[About this exercise]
Omit every picture. Return all other data as it stands.

--- --- ---

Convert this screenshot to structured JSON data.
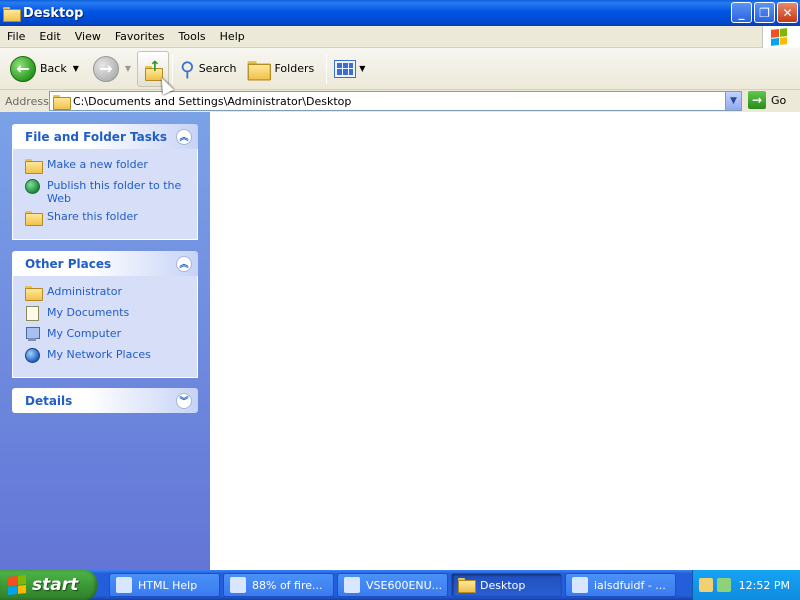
{
  "window": {
    "title": "Desktop"
  },
  "menu": {
    "items": [
      "File",
      "Edit",
      "View",
      "Favorites",
      "Tools",
      "Help"
    ]
  },
  "toolbar": {
    "back_label": "Back",
    "search_label": "Search",
    "folders_label": "Folders"
  },
  "address": {
    "label": "Address",
    "value": "C:\\Documents and Settings\\Administrator\\Desktop",
    "go_label": "Go"
  },
  "taskpane": {
    "file_tasks": {
      "title": "File and Folder Tasks",
      "items": [
        "Make a new folder",
        "Publish this folder to the Web",
        "Share this folder"
      ]
    },
    "other_places": {
      "title": "Other Places",
      "items": [
        "Administrator",
        "My Documents",
        "My Computer",
        "My Network Places"
      ]
    },
    "details": {
      "title": "Details"
    }
  },
  "taskbar": {
    "start_label": "start",
    "buttons": [
      "HTML Help",
      "88% of fire...",
      "VSE600ENU...",
      "Desktop",
      "ialsdfuidf - ..."
    ],
    "active_index": 3,
    "clock": "12:52 PM"
  },
  "colors": {
    "title_blue": "#0055e5",
    "taskpane_link": "#215dc6",
    "start_green": "#3c9a36"
  }
}
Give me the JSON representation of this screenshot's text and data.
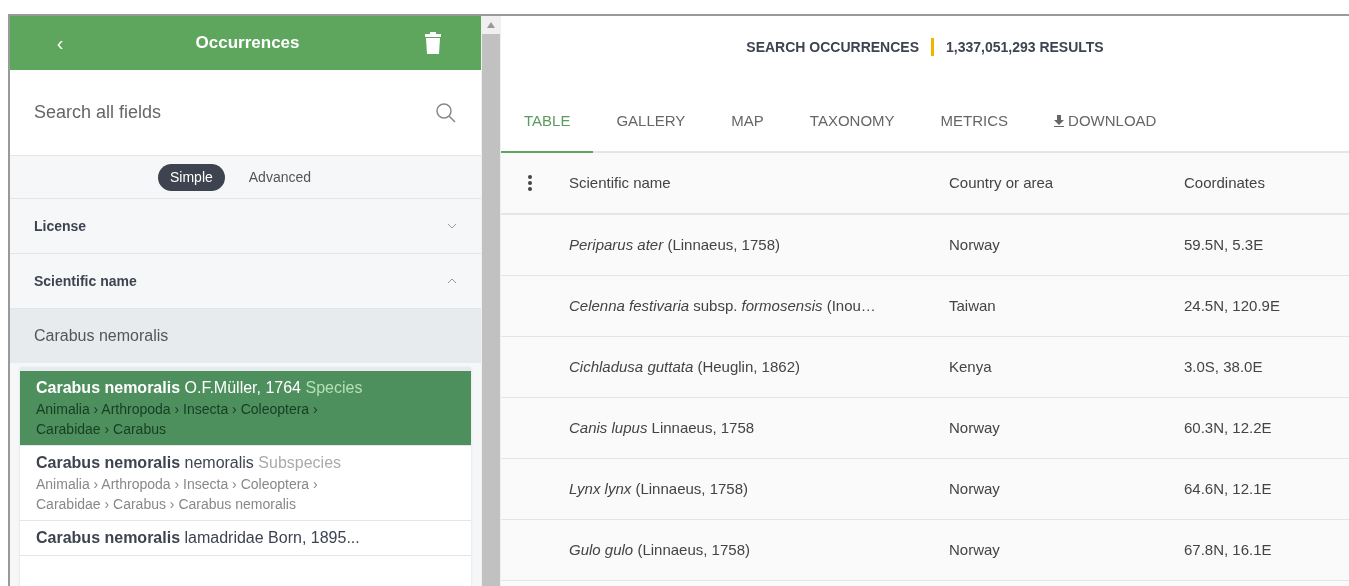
{
  "sidebar": {
    "back_icon": "‹",
    "title": "Occurrences",
    "search": {
      "placeholder": "Search all fields"
    },
    "modes": [
      {
        "label": "Simple",
        "selected": true
      },
      {
        "label": "Advanced",
        "selected": false
      }
    ],
    "filters": [
      {
        "label": "License",
        "expanded": false
      },
      {
        "label": "Scientific name",
        "expanded": true
      }
    ],
    "name_input": {
      "value": "Carabus nemoralis"
    },
    "suggestions": [
      {
        "title": "**Carabus nemoralis** O.F.Müller, 1764",
        "rank": "Species",
        "path": "Animalia › Arthropoda › Insecta › Coleoptera › Carabidae › Carabus",
        "selected": true
      },
      {
        "title": "**Carabus nemoralis** nemoralis",
        "rank": "Subspecies",
        "path": "Animalia › Arthropoda › Insecta › Coleoptera › Carabidae › Carabus › Carabus nemoralis",
        "selected": false
      },
      {
        "title": "**Carabus nemoralis** lamadridae Born, 1895...",
        "selected": false
      }
    ]
  },
  "main": {
    "heading": "SEARCH OCCURRENCES",
    "count": "1,337,051,293 RESULTS",
    "tabs": [
      {
        "label": "TABLE",
        "selected": true
      },
      {
        "label": "GALLERY",
        "selected": false
      },
      {
        "label": "MAP",
        "selected": false
      },
      {
        "label": "TAXONOMY",
        "selected": false
      },
      {
        "label": "METRICS",
        "selected": false
      },
      {
        "label": "DOWNLOAD",
        "kind": "download",
        "selected": false
      }
    ],
    "table": {
      "columns": [
        "Scientific name",
        "Country or area",
        "Coordinates"
      ],
      "rows": [
        [
          "*Periparus ater* (Linnaeus, 1758)",
          "Norway",
          "59.5N, 5.3E"
        ],
        [
          "*Celenna festivaria* subsp. *formosensis* (Inou…",
          "Taiwan",
          "24.5N, 120.9E"
        ],
        [
          "*Cichladusa guttata* (Heuglin, 1862)",
          "Kenya",
          "3.0S, 38.0E"
        ],
        [
          "*Canis lupus* Linnaeus, 1758",
          "Norway",
          "60.3N, 12.2E"
        ],
        [
          "*Lynx lynx* (Linnaeus, 1758)",
          "Norway",
          "64.6N, 12.1E"
        ],
        [
          "*Gulo gulo* (Linnaeus, 1758)",
          "Norway",
          "67.8N, 16.1E"
        ]
      ]
    }
  }
}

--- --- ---

[Response to the task]
Convert this screenshot to structured JSON data.
{
  "window": {
    "title": "Desktop"
  },
  "menu": {
    "items": [
      "File",
      "Edit",
      "View",
      "Favorites",
      "Tools",
      "Help"
    ]
  },
  "toolbar": {
    "back_label": "Back",
    "search_label": "Search",
    "folders_label": "Folders"
  },
  "address": {
    "label": "Address",
    "value": "C:\\Documents and Settings\\Administrator\\Desktop",
    "go_label": "Go"
  },
  "taskpane": {
    "file_tasks": {
      "title": "File and Folder Tasks",
      "items": [
        "Make a new folder",
        "Publish this folder to the Web",
        "Share this folder"
      ]
    },
    "other_places": {
      "title": "Other Places",
      "items": [
        "Administrator",
        "My Documents",
        "My Computer",
        "My Network Places"
      ]
    },
    "details": {
      "title": "Details"
    }
  },
  "taskbar": {
    "start_label": "start",
    "buttons": [
      "HTML Help",
      "88% of fire...",
      "VSE600ENU...",
      "Desktop",
      "ialsdfuidf - ..."
    ],
    "active_index": 3,
    "clock": "12:52 PM"
  },
  "colors": {
    "title_blue": "#0055e5",
    "taskpane_link": "#215dc6",
    "start_green": "#3c9a36"
  }
}
Give me the JSON representation of this screenshot's text and data.
{
  "sidebar": {
    "back_icon": "‹",
    "title": "Occurrences",
    "search": {
      "placeholder": "Search all fields"
    },
    "modes": [
      {
        "label": "Simple",
        "selected": true
      },
      {
        "label": "Advanced",
        "selected": false
      }
    ],
    "filters": [
      {
        "label": "License",
        "expanded": false
      },
      {
        "label": "Scientific name",
        "expanded": true
      }
    ],
    "name_input": {
      "value": "Carabus nemoralis"
    },
    "suggestions": [
      {
        "title": "**Carabus nemoralis** O.F.Müller, 1764",
        "rank": "Species",
        "path": "Animalia › Arthropoda › Insecta › Coleoptera › Carabidae › Carabus",
        "selected": true
      },
      {
        "title": "**Carabus nemoralis** nemoralis",
        "rank": "Subspecies",
        "path": "Animalia › Arthropoda › Insecta › Coleoptera › Carabidae › Carabus › Carabus nemoralis",
        "selected": false
      },
      {
        "title": "**Carabus nemoralis** lamadridae Born, 1895...",
        "selected": false
      }
    ]
  },
  "main": {
    "heading": "SEARCH OCCURRENCES",
    "count": "1,337,051,293 RESULTS",
    "tabs": [
      {
        "label": "TABLE",
        "selected": true
      },
      {
        "label": "GALLERY",
        "selected": false
      },
      {
        "label": "MAP",
        "selected": false
      },
      {
        "label": "TAXONOMY",
        "selected": false
      },
      {
        "label": "METRICS",
        "selected": false
      },
      {
        "label": "DOWNLOAD",
        "kind": "download",
        "selected": false
      }
    ],
    "table": {
      "columns": [
        "Scientific name",
        "Country or area",
        "Coordinates"
      ],
      "rows": [
        [
          "*Periparus ater* (Linnaeus, 1758)",
          "Norway",
          "59.5N, 5.3E"
        ],
        [
          "*Celenna festivaria* subsp. *formosensis* (Inou…",
          "Taiwan",
          "24.5N, 120.9E"
        ],
        [
          "*Cichladusa guttata* (Heuglin, 1862)",
          "Kenya",
          "3.0S, 38.0E"
        ],
        [
          "*Canis lupus* Linnaeus, 1758",
          "Norway",
          "60.3N, 12.2E"
        ],
        [
          "*Lynx lynx* (Linnaeus, 1758)",
          "Norway",
          "64.6N, 12.1E"
        ],
        [
          "*Gulo gulo* (Linnaeus, 1758)",
          "Norway",
          "67.8N, 16.1E"
        ]
      ]
    }
  }
}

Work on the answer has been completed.